Brush up on your speeding limits
To avoid landing yourself a speeding ticket, it could help to brush up on your knowledge of speed limits. In the UK, the national speed limit in built-up areas, such as housing developments, is often 30mph, but it can be 20mph in some places. Single carriageways have a speed limit of 60mph, while it is usually 70mph on dual carriageways and motorways, unless it is stated otherwise. For more information about speed limits, you could read up on your Highway Code.
Pay extra attention while you're driving
It may seem obvious, but simply paying more attention while you’re driving could help keep your speed down while you’re behind the wheel and subsequently, help you avoid getting a ticket. By eliminating distractions, such as having the radio too loud, you’ll be able to focus more on your driving and the speed you’re travelling at.
Use a sat nav
Aside from helping you get to your destination with ease, sat navs can prove extremely useful in avoiding speeding tickets. Whether you use a sat nav device or an app on your phone, this technology has the ability to let you know when you go above the speed limit, encouraging you to slow down.

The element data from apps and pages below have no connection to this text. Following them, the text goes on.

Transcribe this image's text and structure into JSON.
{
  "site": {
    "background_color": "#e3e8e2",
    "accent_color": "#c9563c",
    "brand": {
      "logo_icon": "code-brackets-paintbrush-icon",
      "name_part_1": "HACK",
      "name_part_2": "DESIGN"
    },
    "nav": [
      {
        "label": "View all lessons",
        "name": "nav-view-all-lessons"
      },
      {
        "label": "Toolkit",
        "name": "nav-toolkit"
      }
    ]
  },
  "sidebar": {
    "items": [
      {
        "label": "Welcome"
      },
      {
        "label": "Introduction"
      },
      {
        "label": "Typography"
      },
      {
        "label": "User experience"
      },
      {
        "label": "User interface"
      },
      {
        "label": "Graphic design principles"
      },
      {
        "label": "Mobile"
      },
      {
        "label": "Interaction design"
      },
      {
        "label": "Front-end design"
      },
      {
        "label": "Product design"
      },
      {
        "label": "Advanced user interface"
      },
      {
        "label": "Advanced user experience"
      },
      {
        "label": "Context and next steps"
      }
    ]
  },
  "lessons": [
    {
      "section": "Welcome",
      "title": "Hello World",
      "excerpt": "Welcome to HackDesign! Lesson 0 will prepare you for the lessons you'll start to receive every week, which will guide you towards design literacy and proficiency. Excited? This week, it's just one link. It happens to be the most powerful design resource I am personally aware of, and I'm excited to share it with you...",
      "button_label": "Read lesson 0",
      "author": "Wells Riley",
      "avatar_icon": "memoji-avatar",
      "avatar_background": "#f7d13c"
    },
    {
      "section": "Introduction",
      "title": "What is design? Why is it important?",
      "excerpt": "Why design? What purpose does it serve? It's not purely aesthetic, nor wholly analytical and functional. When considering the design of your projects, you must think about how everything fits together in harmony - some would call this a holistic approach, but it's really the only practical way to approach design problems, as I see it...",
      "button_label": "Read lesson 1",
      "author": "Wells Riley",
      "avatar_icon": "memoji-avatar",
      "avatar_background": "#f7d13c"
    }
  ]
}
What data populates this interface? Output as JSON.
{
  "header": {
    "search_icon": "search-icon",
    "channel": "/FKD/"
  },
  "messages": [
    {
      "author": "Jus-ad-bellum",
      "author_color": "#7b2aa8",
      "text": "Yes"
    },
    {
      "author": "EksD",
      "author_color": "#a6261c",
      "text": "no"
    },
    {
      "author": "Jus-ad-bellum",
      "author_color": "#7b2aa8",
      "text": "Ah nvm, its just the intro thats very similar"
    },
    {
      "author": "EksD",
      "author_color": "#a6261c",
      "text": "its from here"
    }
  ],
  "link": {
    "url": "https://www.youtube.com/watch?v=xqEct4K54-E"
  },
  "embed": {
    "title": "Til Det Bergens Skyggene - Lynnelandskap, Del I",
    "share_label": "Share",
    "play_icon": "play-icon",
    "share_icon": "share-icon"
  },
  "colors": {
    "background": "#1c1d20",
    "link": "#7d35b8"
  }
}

It’s possible to get sat nav devices that can advise when a speed camera is coming up. This gives you time to adjust your driving accordingly if your speed has gone over the imposed limit. This feature is useful as the police are not obliged to signpost speed cameras.
Recognise that speed limits are there for a reason
Did you know that speed is one of the most common factors in fatal road accidents? Aside from increasing your risk of getting a speeding ticket, driving above the permitted limit could have much more serious consequences. For example, a pedestrian is four times more likely to die if they are hit at 40mph than at 30mph. The speed limit is there for a reason, so it’s crucial that you pay attention to it for the sake of your own wellbeing and that of others.
Why choose Slater and Gordon?
If you have received a speeding ticket and you wish to contest it, Slater and Gordon Lawyers can help. This can often be a highly stressful and complicated process, so it’s important to consult an expert. We have considerable experience in defending a range of different speeding offence cases, and we can support you every step of the way.
Our team of specialist speeding offence solicitors have the expert knowledge and resources to review your case and create the best strategy possible. We will work closely with you to defend you against the alleged speeding offence or to secure a reduced punishment. Our solicitors are friendly yet professional in their approach, and you can trust us to handle you case with the utmost sensitivity.
We have a 93 per cent positive result rate in defending motoring offences, meaning that we are perfectly placed to assist you. Even if you have already accumulated penalty points on your licence and you face a driving ban, we will do everything we can to get you the result you want. We can provide you with the legal representation and support you need if you wish to take your case to court. Our experts will let you know how successful your case it likely to be, helping to manage your expectations.
To discuss your situation in more depth, don’t hesitate to get in touch. You can reach us on freephone . Our contact centre is open 24 hours a day, 7 days a week, 365 days a year. Alternatively, you can fill out our and we’ll call you at a convenient time.
All information was correct at the time of publication.